[What this task involves]
For each line of the material below, give that line again word for word.

[Data for this exercise]
· · ·

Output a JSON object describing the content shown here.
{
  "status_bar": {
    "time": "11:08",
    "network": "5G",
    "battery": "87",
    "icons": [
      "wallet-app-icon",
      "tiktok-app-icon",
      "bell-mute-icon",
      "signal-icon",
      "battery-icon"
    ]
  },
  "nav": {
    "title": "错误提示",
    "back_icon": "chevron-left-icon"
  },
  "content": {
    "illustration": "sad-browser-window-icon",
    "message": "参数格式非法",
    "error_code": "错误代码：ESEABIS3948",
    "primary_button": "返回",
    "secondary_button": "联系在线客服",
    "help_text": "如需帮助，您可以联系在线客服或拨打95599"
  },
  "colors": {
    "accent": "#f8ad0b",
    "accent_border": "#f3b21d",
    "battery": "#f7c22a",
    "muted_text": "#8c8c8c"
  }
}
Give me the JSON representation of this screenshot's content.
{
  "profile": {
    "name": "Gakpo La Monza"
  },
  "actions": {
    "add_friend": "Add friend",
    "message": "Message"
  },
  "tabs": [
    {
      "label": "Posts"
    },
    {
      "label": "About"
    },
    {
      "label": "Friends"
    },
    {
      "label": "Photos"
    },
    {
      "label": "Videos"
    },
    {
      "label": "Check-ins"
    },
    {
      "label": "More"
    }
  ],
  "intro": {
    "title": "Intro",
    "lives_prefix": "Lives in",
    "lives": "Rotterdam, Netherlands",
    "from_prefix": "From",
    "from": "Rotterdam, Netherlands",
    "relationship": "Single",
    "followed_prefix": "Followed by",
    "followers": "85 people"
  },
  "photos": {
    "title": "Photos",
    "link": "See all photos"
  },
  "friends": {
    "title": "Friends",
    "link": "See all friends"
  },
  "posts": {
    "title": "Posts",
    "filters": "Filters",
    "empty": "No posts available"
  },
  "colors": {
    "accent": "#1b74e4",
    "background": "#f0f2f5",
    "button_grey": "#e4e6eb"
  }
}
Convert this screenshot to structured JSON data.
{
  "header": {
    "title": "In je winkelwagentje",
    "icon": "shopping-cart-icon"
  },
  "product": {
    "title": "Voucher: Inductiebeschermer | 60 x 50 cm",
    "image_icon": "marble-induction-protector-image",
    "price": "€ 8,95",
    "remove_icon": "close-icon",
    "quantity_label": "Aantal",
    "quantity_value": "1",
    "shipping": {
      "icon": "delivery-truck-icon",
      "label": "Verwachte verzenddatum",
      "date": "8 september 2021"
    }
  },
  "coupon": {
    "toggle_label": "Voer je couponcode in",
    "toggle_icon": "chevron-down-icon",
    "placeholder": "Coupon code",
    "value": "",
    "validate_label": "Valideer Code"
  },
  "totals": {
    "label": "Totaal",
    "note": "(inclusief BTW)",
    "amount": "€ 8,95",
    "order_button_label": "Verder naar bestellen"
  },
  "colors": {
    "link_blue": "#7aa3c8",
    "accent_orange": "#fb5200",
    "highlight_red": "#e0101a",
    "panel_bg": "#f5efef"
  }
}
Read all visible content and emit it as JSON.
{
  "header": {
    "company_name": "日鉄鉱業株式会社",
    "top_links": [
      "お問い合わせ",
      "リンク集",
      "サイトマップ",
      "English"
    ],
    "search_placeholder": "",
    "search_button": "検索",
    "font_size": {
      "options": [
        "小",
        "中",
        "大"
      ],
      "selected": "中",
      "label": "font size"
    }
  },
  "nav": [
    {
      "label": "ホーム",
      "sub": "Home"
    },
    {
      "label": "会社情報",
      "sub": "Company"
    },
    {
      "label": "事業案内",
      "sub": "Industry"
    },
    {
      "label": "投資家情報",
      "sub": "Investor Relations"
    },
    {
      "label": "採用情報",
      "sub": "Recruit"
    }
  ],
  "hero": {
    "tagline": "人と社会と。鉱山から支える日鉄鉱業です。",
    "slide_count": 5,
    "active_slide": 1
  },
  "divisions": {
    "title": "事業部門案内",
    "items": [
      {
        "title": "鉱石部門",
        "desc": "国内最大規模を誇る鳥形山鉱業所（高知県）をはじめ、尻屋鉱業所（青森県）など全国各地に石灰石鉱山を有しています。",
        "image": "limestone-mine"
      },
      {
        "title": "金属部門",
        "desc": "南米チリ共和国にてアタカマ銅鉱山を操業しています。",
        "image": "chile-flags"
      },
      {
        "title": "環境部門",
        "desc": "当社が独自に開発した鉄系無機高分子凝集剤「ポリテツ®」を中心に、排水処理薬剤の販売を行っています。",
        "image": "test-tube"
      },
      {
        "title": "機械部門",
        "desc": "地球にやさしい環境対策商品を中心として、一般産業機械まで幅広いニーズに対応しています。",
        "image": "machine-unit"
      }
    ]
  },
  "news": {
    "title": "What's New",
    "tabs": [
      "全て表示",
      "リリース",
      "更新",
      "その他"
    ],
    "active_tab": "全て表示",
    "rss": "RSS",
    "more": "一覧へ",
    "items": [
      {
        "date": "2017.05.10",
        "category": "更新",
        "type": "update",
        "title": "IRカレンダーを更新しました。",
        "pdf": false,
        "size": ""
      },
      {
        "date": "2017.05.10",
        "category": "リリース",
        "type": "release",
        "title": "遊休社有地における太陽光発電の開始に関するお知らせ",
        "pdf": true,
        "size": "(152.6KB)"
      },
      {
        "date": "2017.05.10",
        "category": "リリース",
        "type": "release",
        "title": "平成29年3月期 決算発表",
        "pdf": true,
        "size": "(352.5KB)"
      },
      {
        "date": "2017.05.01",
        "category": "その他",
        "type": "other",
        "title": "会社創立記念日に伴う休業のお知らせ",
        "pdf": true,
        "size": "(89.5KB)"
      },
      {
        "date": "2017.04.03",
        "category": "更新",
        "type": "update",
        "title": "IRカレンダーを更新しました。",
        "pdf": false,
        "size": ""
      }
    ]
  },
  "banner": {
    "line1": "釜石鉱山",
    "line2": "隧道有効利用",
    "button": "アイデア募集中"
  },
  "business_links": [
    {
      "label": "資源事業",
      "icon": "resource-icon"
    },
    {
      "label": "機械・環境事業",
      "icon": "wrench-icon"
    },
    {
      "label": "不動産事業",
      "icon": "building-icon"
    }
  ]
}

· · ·

[Exercise solution]
Output a JSON object describing the content shown here.
{
  "status_bar": {
    "time": "11:08",
    "network": "5G",
    "battery": "87",
    "icons": [
      "wallet-app-icon",
      "tiktok-app-icon",
      "bell-mute-icon",
      "signal-icon",
      "battery-icon"
    ]
  },
  "nav": {
    "title": "错误提示",
    "back_icon": "chevron-left-icon"
  },
  "content": {
    "illustration": "sad-browser-window-icon",
    "message": "参数格式非法",
    "error_code": "错误代码：ESEABIS3948",
    "primary_button": "返回",
    "secondary_button": "联系在线客服",
    "help_text": "如需帮助，您可以联系在线客服或拨打95599"
  },
  "colors": {
    "accent": "#f8ad0b",
    "accent_border": "#f3b21d",
    "battery": "#f7c22a",
    "muted_text": "#8c8c8c"
  }
}
Give me the JSON representation of this screenshot's content.
{
  "profile": {
    "name": "Gakpo La Monza"
  },
  "actions": {
    "add_friend": "Add friend",
    "message": "Message"
  },
  "tabs": [
    {
      "label": "Posts"
    },
    {
      "label": "About"
    },
    {
      "label": "Friends"
    },
    {
      "label": "Photos"
    },
    {
      "label": "Videos"
    },
    {
      "label": "Check-ins"
    },
    {
      "label": "More"
    }
  ],
  "intro": {
    "title": "Intro",
    "lives_prefix": "Lives in",
    "lives": "Rotterdam, Netherlands",
    "from_prefix": "From",
    "from": "Rotterdam, Netherlands",
    "relationship": "Single",
    "followed_prefix": "Followed by",
    "followers": "85 people"
  },
  "photos": {
    "title": "Photos",
    "link": "See all photos"
  },
  "friends": {
    "title": "Friends",
    "link": "See all friends"
  },
  "posts": {
    "title": "Posts",
    "filters": "Filters",
    "empty": "No posts available"
  },
  "colors": {
    "accent": "#1b74e4",
    "background": "#f0f2f5",
    "button_grey": "#e4e6eb"
  }
}
Convert this screenshot to structured JSON data.
{
  "header": {
    "title": "In je winkelwagentje",
    "icon": "shopping-cart-icon"
  },
  "product": {
    "title": "Voucher: Inductiebeschermer | 60 x 50 cm",
    "image_icon": "marble-induction-protector-image",
    "price": "€ 8,95",
    "remove_icon": "close-icon",
    "quantity_label": "Aantal",
    "quantity_value": "1",
    "shipping": {
      "icon": "delivery-truck-icon",
      "label": "Verwachte verzenddatum",
      "date": "8 september 2021"
    }
  },
  "coupon": {
    "toggle_label": "Voer je couponcode in",
    "toggle_icon": "chevron-down-icon",
    "placeholder": "Coupon code",
    "value": "",
    "validate_label": "Valideer Code"
  },
  "totals": {
    "label": "Totaal",
    "note": "(inclusief BTW)",
    "amount": "€ 8,95",
    "order_button_label": "Verder naar bestellen"
  },
  "colors": {
    "link_blue": "#7aa3c8",
    "accent_orange": "#fb5200",
    "highlight_red": "#e0101a",
    "panel_bg": "#f5efef"
  }
}
Read all visible content and emit it as JSON.
{
  "header": {
    "company_name": "日鉄鉱業株式会社",
    "top_links": [
      "お問い合わせ",
      "リンク集",
      "サイトマップ",
      "English"
    ],
    "search_placeholder": "",
    "search_button": "検索",
    "font_size": {
      "options": [
        "小",
        "中",
        "大"
      ],
      "selected": "中",
      "label": "font size"
    }
  },
  "nav": [
    {
      "label": "ホーム",
      "sub": "Home"
    },
    {
      "label": "会社情報",
      "sub": "Company"
    },
    {
      "label": "事業案内",
      "sub": "Industry"
    },
    {
      "label": "投資家情報",
      "sub": "Investor Relations"
    },
    {
      "label": "採用情報",
      "sub": "Recruit"
    }
  ],
  "hero": {
    "tagline": "人と社会と。鉱山から支える日鉄鉱業です。",
    "slide_count": 5,
    "active_slide": 1
  },
  "divisions": {
    "title": "事業部門案内",
    "items": [
      {
        "title": "鉱石部門",
        "desc": "国内最大規模を誇る鳥形山鉱業所（高知県）をはじめ、尻屋鉱業所（青森県）など全国各地に石灰石鉱山を有しています。",
        "image": "limestone-mine"
      },
      {
        "title": "金属部門",
        "desc": "南米チリ共和国にてアタカマ銅鉱山を操業しています。",
        "image": "chile-flags"
      },
      {
        "title": "環境部門",
        "desc": "当社が独自に開発した鉄系無機高分子凝集剤「ポリテツ®」を中心に、排水処理薬剤の販売を行っています。",
        "image": "test-tube"
      },
      {
        "title": "機械部門",
        "desc": "地球にやさしい環境対策商品を中心として、一般産業機械まで幅広いニーズに対応しています。",
        "image": "machine-unit"
      }
    ]
  },
  "news": {
    "title": "What's New",
    "tabs": [
      "全て表示",
      "リリース",
      "更新",
      "その他"
    ],
    "active_tab": "全て表示",
    "rss": "RSS",
    "more": "一覧へ",
    "items": [
      {
        "date": "2017.05.10",
        "category": "更新",
        "type": "update",
        "title": "IRカレンダーを更新しました。",
        "pdf": false,
        "size": ""
      },
      {
        "date": "2017.05.10",
        "category": "リリース",
        "type": "release",
        "title": "遊休社有地における太陽光発電の開始に関するお知らせ",
        "pdf": true,
        "size": "(152.6KB)"
      },
      {
        "date": "2017.05.10",
        "category": "リリース",
        "type": "release",
        "title": "平成29年3月期 決算発表",
        "pdf": true,
        "size": "(352.5KB)"
      },
      {
        "date": "2017.05.01",
        "category": "その他",
        "type": "other",
        "title": "会社創立記念日に伴う休業のお知らせ",
        "pdf": true,
        "size": "(89.5KB)"
      },
      {
        "date": "2017.04.03",
        "category": "更新",
        "type": "update",
        "title": "IRカレンダーを更新しました。",
        "pdf": false,
        "size": ""
      }
    ]
  },
  "banner": {
    "line1": "釜石鉱山",
    "line2": "隧道有効利用",
    "button": "アイデア募集中"
  },
  "business_links": [
    {
      "label": "資源事業",
      "icon": "resource-icon"
    },
    {
      "label": "機械・環境事業",
      "icon": "wrench-icon"
    },
    {
      "label": "不動産事業",
      "icon": "building-icon"
    }
  ]
}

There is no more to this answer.